With the first publishing of Football programmes in the late 1880's, firstly as a scorecard with team names and player positions to what we now know as programmes, the tradition of getting a programme at a match has been around for well over a hundred years, and the original pages are now something of a treasured artefact.
Initially programmes were common and expendable, they were not highly sought after items for collectors, usually left behind along with your pie wrapping and empty pint glass. But from the 1960s onwards, the collecting of programmes gained traction, and serious specialised dealers emerged. These collectors and dealers have been known to pay up to 1000 pounds for a 1920's FA Cup Final programme.
With the modern programme having far more pages than its origins, and also being in full colour and gloss - one can understand where the additional and wasteful costs factor in. The programmes are now also not helpful when it comes to analysing the match and game play for activities like NZ sports betting - so the sale of these is rapidly declining.
The Future EFL Decisions
With the 72 Football League clubs deciding whether to change the rules pertaining to printing traditional match day programmes, these programmes can disappear from production soon, much like programmes for music concerts have long done so.

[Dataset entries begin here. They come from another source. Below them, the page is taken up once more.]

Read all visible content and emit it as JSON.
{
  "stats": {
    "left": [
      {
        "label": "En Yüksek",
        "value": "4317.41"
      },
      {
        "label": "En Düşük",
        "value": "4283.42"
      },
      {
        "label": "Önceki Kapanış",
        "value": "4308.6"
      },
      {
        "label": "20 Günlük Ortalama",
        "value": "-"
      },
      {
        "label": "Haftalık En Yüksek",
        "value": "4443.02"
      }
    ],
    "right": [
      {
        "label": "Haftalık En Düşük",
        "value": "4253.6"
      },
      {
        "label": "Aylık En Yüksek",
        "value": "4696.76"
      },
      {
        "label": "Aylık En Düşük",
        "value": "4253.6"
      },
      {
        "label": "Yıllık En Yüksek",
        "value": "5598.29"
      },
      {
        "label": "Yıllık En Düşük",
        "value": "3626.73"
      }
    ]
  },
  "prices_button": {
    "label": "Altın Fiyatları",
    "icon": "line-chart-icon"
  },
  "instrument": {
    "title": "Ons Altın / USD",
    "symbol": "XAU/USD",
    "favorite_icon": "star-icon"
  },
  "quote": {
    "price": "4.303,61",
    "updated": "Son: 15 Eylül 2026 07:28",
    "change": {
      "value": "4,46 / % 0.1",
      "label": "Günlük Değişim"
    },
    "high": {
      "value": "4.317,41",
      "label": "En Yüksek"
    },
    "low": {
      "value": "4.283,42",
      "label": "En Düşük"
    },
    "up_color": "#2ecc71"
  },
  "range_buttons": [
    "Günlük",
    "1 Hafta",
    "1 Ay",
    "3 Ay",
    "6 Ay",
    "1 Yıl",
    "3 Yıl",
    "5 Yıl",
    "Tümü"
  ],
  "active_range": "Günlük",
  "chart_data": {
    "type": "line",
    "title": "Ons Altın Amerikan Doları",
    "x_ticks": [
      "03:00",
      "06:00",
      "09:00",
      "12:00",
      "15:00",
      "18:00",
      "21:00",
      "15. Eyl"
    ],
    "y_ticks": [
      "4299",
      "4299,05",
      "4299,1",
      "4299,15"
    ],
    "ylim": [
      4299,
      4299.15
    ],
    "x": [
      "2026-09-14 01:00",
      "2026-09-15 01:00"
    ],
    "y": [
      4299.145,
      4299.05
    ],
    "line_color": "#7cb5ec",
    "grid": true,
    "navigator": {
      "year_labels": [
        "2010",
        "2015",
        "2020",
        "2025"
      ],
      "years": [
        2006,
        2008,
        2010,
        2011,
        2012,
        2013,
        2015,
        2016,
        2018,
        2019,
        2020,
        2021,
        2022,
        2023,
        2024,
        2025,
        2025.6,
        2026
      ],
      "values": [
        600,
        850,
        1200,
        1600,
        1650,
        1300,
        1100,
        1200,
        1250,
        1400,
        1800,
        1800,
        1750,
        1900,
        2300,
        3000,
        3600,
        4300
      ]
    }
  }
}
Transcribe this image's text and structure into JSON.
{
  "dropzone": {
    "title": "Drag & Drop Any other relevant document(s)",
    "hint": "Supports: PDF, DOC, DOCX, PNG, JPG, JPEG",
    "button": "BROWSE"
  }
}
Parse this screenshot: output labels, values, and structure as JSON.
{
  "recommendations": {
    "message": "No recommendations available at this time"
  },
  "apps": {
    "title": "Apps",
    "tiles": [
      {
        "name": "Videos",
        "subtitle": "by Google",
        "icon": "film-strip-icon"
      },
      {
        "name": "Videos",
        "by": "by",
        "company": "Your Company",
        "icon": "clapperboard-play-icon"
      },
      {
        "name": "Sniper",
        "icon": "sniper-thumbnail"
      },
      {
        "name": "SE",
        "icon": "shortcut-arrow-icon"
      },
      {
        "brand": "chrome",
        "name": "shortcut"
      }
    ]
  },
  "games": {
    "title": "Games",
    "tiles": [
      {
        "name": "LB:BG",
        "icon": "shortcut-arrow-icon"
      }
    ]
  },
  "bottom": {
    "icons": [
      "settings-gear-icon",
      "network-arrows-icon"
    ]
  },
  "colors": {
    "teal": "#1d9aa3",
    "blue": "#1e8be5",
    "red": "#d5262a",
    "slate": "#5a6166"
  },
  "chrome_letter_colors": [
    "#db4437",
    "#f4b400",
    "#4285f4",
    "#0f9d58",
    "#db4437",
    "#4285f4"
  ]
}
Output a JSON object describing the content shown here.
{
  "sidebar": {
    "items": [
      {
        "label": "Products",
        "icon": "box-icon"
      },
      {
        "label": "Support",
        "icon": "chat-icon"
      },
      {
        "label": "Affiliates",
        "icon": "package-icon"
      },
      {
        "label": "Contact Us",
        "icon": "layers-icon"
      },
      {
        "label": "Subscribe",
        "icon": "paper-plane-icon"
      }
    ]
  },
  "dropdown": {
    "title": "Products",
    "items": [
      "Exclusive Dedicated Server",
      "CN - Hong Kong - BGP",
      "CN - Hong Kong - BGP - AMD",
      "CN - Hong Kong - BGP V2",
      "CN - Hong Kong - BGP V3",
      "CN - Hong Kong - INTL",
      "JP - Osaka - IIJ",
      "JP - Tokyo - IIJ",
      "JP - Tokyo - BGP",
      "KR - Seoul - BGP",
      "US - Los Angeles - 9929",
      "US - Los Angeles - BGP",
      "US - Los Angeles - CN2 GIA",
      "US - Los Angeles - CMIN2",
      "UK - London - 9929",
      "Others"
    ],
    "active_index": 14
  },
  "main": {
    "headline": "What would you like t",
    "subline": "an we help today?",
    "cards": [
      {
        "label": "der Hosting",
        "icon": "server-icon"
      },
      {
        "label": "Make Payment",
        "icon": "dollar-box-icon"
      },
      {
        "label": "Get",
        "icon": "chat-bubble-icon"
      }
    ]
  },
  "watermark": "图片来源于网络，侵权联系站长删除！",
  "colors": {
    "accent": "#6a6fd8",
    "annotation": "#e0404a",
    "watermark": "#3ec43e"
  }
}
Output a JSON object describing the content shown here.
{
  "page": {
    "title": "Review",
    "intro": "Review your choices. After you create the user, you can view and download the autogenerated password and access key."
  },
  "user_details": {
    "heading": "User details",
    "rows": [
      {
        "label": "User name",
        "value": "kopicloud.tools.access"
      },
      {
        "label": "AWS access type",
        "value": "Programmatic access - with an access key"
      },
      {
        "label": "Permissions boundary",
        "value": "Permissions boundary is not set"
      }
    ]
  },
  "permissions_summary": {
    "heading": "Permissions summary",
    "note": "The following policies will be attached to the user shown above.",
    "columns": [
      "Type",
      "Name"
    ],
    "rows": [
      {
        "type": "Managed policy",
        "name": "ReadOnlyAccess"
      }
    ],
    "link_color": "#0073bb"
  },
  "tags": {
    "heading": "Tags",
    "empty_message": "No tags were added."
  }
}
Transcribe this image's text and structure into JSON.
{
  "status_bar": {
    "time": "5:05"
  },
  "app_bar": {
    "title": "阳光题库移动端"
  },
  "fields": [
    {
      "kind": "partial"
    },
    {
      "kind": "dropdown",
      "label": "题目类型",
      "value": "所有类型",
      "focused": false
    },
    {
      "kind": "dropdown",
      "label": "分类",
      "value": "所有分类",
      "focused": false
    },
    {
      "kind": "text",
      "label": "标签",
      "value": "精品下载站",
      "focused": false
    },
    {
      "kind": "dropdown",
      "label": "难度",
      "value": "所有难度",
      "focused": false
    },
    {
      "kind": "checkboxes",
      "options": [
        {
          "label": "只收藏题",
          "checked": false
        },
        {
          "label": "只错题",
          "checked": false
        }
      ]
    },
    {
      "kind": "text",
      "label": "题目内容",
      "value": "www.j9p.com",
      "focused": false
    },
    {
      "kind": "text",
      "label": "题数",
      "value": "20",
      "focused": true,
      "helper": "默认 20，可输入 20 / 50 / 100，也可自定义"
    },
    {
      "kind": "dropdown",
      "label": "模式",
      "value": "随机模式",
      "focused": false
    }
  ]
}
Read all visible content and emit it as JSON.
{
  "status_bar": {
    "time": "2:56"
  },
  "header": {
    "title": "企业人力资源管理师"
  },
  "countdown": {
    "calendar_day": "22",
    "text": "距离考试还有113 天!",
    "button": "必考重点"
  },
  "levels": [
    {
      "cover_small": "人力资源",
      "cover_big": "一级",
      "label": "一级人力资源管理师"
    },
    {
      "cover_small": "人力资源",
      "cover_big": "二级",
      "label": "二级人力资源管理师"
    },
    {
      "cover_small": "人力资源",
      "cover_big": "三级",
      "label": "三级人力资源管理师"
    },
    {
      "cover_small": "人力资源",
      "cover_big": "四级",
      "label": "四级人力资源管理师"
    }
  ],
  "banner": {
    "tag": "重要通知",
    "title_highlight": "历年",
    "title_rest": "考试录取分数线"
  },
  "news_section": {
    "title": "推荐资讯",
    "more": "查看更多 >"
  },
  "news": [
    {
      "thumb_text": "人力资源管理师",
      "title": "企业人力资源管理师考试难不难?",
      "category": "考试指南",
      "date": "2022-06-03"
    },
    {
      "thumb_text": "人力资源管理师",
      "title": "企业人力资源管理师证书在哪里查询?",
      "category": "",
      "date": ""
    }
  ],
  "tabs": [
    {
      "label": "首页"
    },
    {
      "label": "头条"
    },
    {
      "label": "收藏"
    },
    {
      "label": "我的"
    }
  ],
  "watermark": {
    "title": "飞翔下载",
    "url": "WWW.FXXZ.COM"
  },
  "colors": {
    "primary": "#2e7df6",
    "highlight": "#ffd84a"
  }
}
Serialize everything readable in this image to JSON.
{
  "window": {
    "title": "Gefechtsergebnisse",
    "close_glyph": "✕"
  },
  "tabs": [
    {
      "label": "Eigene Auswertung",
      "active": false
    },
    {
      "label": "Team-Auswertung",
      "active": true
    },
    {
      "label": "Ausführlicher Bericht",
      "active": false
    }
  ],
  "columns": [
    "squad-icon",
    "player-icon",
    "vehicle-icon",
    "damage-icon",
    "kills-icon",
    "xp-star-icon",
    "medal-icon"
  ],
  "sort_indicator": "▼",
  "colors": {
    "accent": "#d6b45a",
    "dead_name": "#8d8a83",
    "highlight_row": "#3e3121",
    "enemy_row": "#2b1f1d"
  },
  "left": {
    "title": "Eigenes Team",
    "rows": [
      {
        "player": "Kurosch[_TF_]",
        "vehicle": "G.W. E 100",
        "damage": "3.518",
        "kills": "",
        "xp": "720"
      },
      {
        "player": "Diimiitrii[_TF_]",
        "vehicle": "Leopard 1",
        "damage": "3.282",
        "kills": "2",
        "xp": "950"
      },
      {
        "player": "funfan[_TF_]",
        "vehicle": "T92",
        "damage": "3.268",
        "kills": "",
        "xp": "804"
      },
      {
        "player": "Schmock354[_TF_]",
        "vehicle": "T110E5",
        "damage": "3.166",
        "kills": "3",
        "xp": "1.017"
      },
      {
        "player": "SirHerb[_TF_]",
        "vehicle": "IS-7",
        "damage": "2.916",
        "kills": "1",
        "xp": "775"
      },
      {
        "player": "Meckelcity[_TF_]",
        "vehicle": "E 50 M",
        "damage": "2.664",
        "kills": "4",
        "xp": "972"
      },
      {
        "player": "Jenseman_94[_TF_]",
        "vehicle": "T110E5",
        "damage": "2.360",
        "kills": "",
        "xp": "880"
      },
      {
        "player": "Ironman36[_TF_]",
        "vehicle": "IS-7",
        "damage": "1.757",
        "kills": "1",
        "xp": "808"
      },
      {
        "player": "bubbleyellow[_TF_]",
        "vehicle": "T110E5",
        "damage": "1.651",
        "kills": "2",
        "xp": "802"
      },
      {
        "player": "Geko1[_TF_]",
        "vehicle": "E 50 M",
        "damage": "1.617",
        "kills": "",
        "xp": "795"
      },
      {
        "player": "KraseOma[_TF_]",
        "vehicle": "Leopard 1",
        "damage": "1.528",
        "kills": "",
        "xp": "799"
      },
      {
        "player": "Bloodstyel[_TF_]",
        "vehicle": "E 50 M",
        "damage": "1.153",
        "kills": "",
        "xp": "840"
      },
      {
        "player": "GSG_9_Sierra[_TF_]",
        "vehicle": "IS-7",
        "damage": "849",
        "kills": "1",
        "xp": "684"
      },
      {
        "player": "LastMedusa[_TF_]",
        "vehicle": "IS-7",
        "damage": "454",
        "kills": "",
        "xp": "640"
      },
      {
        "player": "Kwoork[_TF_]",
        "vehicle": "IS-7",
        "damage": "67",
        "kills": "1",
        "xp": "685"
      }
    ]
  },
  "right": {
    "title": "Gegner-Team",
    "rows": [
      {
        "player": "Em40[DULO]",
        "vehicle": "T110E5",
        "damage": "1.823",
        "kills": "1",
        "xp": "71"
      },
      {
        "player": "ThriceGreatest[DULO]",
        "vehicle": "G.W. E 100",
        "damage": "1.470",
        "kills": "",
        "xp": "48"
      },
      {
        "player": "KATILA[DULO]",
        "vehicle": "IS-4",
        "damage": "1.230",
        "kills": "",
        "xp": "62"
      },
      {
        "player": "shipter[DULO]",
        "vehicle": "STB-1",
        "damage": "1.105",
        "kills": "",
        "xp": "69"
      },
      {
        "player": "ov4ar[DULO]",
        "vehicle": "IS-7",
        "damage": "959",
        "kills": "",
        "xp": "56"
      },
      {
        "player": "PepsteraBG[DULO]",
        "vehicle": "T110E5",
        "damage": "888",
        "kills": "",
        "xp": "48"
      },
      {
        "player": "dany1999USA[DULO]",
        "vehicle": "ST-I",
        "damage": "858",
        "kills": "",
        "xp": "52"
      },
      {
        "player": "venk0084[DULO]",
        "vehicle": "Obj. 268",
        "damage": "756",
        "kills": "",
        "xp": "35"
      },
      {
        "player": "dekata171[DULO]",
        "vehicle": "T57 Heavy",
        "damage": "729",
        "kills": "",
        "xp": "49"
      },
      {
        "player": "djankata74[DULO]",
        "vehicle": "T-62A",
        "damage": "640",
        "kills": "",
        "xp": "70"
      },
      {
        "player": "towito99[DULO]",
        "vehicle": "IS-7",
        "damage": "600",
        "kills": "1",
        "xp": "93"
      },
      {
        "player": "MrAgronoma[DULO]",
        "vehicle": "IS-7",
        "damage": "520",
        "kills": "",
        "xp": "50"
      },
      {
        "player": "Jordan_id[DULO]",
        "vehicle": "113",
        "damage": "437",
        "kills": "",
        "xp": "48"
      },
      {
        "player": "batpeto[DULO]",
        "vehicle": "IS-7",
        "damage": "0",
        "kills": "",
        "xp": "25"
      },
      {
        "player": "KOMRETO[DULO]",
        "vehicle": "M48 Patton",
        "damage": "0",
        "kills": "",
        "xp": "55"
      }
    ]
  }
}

Past EFL regulations had stated that each club was to have one half page of their programme available to benefit the Football Foundation and a full page of advertising to promote League initiatives. This wording is set to be changed, so that the clubs can fulfil this advertising obligation online and via social media.
Clubs are now making decisions to be more cost effective, and to change with the times and movement of people.
The rise of social media has made a significant impact on peoples actions, with many Football fans checking out line ups and details via online through social media rather then through the old school printed programmes.
Though the clubs might be trying to keep up with modern times and perhaps the publishing costs of the programmes are not cost effectives, some fans are not happy to hear of this latest development - especially those who are collectors of programmes. Many of these fans consider the published programmes part of the traditional game - a requirement for any match day event.
Several clubs have been lobbying the EFL to change or abolish the need for mandatory match programmes, due to them being not viable financial.
Though some clubs are all for abolishing the publishing of the programme, there are clubs who say they will always ensure they publish programmes - no matter which way the EFL decides to vote.
And sad that it may be, perhaps the modern printed programme should fade away - but the old